3.4.3. Blocking Grease Pathway to Oil Seal
Because grease has a high fluidity, it is in direct contact with the oil seal when the gear parts rotate (Refer to Figure 16 (a)). When this continues, it becomes a cause for the grease to leak outside of the gearhead.
In order to prevent the grease from contacting the oil seal directly, the structure was designed to block the grease pathway by shortening the gap between the shaft and the case in a radial direction (Refer to Figure 16 (b)). This structural change protects against the grease leakage because only the fresh grease for the initial lubrication continues to remain in the oil seal area.
As shown in Figure 17, a hypoid gear motor has less side drop from the equipment compared to a parallel shaft gearhead. Also, connecting parts such as a coupling are not required when installing a hollow shaft type to an equipment. Therefore, this type can be used as a shaft-mounted gearhead.
As shown in Figure 18, the KII Series hypoid gear motor is installed vertically, symmetrically centered around the output shaft. The measurements of vertical directions for the motor and gearhead are also the same. When installing onto a compact conveyor, as shown in Figure 19, the gear motor does not hang from the equipment because of its compact size.
The hollow shaft type can be installed on both sides of the output shaft. Even when an installation position is changed, as shown in Figure 20, it is possible to unify the lead wire outlet direction of the gear motor. Because one gear motor can be installed on any side - left, right, front or back side of the conveyor, it greatly expands the possibility of installation options. Also, an end tap has been integrated into the tip of the output shaft for the solid shaft type, and thus it can be used to help prevent the pulley from becoming detached.
The KII Series has higher strength compared to the conventional K Series. The parallel shaft gearhead has achieved low noise and longer service life. Redesigning the structure of hypoid gear motors and employing new types of oil seals enabled the KII Series products to have a tight structure against grease leakage compared to the conventional products. Because its installation configuration was also thoroughly reviewed during the redesigning process, it can be installed in a compact manner.
Thanks to these changes, the KII Series will significantly contribute to high performance and save space for customers' equipment. Finally, we must thank NOK Corporation for letting us cite their literature in the explanations of "Principle of Oil Seal" in chapter 3.

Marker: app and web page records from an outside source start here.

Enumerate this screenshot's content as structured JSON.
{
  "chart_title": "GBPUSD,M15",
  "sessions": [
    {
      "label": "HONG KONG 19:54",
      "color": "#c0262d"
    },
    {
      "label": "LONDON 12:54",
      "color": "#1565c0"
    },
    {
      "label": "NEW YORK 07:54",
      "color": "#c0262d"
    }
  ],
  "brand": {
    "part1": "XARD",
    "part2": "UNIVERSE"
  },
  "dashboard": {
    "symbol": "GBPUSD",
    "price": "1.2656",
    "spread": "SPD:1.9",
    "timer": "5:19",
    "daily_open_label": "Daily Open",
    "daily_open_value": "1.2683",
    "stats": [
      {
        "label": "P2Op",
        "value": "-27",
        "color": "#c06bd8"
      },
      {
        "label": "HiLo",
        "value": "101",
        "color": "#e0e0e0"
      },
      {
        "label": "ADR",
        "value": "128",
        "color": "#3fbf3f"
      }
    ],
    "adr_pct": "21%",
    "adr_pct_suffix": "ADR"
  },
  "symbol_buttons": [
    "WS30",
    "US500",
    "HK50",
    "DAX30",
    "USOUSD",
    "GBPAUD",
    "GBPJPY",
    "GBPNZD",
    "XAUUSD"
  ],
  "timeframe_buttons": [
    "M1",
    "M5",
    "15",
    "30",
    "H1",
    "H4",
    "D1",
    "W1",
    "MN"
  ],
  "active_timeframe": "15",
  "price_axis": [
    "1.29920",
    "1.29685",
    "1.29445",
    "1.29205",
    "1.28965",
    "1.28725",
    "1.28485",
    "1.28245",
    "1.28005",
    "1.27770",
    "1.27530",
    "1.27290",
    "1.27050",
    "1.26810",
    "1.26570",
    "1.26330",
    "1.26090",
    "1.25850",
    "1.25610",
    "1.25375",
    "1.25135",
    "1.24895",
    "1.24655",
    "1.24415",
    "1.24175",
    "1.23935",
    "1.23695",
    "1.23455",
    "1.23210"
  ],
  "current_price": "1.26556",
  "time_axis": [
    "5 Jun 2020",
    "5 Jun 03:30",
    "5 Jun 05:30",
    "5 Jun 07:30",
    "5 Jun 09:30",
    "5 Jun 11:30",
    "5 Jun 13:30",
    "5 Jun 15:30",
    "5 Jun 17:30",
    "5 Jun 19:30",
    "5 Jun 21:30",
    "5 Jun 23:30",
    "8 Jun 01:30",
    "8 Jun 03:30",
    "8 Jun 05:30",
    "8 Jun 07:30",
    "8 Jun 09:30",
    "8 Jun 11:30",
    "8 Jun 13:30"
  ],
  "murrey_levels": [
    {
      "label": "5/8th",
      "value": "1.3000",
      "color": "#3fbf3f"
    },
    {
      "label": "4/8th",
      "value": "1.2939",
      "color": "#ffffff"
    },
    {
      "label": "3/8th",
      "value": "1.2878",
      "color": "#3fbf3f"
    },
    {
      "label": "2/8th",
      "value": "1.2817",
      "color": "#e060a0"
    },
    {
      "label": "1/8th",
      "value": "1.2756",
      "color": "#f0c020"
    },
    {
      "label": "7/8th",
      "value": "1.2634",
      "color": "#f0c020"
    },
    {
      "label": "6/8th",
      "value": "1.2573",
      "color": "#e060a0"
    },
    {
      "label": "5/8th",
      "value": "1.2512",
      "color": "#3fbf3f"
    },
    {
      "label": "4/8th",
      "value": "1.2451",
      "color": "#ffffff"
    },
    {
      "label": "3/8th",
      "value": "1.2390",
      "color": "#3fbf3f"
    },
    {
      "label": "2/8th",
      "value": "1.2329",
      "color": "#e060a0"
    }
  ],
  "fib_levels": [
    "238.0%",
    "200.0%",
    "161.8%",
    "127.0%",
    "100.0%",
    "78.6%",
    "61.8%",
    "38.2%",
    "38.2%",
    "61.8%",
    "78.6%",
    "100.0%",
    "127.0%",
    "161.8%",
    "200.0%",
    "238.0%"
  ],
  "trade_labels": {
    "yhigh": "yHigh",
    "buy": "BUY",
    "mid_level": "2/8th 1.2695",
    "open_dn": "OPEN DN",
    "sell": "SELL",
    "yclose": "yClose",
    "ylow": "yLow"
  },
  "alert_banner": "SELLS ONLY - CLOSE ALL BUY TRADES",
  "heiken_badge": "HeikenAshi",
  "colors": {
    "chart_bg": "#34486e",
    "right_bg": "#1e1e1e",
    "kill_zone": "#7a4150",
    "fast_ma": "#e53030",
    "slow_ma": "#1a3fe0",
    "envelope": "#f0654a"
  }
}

Reference Literature: (1) NOK Corporation "Easy to Understand Sealing Technology" (1999, pp22-31, Institute of Industrial Research)